[Excerpts from an interface dataset]

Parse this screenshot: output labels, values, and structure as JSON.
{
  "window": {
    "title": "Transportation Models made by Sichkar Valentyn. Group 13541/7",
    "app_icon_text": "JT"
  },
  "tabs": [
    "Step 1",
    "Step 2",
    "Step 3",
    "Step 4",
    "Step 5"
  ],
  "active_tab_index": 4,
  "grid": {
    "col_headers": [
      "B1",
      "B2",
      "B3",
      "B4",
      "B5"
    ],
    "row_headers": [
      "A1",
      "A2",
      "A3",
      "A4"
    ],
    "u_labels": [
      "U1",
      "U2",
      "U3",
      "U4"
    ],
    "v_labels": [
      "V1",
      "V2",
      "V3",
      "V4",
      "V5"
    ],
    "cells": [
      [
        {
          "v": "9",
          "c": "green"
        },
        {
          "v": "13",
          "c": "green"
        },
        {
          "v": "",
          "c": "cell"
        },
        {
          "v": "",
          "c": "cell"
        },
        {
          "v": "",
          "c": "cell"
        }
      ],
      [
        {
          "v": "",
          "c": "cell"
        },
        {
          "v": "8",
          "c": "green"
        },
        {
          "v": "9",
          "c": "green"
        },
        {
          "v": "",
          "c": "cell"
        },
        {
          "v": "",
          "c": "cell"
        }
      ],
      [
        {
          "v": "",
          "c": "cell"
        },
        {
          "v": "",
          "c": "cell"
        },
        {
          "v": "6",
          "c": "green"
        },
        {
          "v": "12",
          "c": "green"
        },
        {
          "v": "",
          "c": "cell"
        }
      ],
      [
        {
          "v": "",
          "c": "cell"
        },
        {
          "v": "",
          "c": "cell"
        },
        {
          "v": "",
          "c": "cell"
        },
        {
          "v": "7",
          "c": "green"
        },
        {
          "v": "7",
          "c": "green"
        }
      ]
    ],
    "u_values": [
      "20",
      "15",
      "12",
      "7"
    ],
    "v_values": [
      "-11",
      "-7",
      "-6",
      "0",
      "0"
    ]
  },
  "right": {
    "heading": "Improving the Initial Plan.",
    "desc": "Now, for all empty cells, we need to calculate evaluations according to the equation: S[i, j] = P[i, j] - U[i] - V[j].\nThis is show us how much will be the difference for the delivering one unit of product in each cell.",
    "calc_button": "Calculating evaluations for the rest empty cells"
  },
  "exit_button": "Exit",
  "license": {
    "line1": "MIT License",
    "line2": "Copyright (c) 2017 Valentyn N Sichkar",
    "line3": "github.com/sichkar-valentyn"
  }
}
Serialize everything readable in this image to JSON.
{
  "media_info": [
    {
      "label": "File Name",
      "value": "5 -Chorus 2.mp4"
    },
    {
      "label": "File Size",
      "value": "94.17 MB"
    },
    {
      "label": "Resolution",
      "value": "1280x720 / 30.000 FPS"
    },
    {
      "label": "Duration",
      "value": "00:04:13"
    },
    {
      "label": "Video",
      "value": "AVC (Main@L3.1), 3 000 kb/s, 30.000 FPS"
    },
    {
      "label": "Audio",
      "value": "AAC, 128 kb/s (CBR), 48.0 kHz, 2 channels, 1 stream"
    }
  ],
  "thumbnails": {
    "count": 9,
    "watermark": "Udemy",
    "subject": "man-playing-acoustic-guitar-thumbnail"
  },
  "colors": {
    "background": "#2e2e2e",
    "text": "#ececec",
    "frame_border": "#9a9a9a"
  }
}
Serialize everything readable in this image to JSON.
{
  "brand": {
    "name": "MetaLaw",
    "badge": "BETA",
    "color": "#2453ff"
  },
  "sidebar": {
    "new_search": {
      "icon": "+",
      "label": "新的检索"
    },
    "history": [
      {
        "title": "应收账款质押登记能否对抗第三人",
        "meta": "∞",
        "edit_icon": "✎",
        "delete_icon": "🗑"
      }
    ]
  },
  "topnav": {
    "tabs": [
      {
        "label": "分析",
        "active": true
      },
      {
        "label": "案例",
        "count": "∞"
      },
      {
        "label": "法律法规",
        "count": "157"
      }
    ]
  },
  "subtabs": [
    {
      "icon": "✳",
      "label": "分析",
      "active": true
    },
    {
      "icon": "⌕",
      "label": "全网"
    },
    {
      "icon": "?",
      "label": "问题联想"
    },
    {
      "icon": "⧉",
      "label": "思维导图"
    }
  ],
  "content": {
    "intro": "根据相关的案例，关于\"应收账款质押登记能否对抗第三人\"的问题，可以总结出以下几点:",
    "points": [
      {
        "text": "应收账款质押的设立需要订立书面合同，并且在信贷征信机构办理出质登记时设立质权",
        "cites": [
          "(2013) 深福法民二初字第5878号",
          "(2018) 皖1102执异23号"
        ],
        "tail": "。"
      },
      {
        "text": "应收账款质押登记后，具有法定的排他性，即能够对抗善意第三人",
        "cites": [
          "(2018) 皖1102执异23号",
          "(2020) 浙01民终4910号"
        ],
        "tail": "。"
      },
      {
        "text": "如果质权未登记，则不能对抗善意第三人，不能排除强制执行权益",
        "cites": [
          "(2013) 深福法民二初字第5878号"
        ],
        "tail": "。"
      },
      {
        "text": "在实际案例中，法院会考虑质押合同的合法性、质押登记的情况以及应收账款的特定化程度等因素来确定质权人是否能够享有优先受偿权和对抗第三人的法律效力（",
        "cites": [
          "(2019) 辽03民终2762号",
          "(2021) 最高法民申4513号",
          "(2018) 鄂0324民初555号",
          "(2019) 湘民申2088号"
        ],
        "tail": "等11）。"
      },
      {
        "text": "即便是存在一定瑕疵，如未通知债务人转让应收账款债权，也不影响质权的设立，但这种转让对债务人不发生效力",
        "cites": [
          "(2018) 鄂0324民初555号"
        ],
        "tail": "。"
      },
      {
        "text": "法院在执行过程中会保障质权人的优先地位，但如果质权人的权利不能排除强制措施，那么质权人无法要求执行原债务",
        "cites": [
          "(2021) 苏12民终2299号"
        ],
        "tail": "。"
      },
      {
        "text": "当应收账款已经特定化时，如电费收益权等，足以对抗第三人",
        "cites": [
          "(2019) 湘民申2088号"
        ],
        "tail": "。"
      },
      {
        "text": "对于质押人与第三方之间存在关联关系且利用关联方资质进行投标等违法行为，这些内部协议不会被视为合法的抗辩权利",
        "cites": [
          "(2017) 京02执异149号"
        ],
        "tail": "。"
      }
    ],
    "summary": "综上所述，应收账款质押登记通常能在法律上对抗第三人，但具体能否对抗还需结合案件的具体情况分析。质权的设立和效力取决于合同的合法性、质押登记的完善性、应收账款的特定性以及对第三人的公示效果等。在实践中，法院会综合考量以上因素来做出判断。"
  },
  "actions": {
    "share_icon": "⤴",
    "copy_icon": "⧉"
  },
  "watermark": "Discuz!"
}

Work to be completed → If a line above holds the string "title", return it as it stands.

Exercise answer →
    "title": "Transportation Models made by Sichkar Valentyn. Group 13541/7",
        "title": "应收账款质押登记能否对抗第三人",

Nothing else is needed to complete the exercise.